### [WHAT YOU ARE ASKED TO DO]
Quote all of the data that follows exactly as written, skipping the images.

### [EXERCISE INPUTS]
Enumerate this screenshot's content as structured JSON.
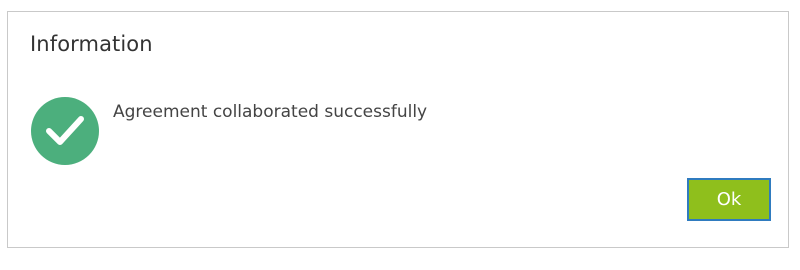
{
  "dialog": {
    "title": "Information",
    "message": "Agreement collaborated successfully",
    "icon": "checkmark-icon",
    "ok_label": "Ok"
  },
  "colors": {
    "success": "#4caf7d",
    "button": "#8fbf1c",
    "button_border": "#2f7bbf"
  }
}
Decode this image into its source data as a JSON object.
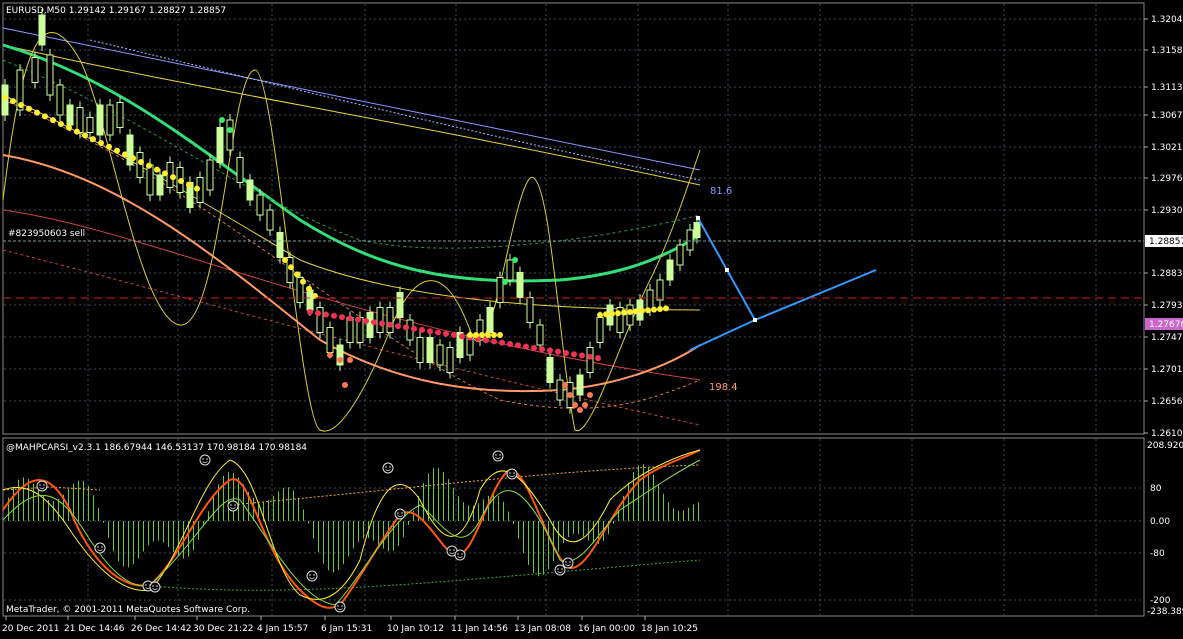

### [YOUR RESPONSE]
Enumerate this screenshot's content as structured JSON.
{
  "dialog": {
    "title": "Information",
    "message": "Agreement collaborated successfully",
    "icon": "checkmark-icon",
    "ok_label": "Ok"
  },
  "colors": {
    "success": "#4caf7d",
    "button": "#8fbf1c",
    "button_border": "#2f7bbf"
  }
}
Decode this image into its source data as a JSON object.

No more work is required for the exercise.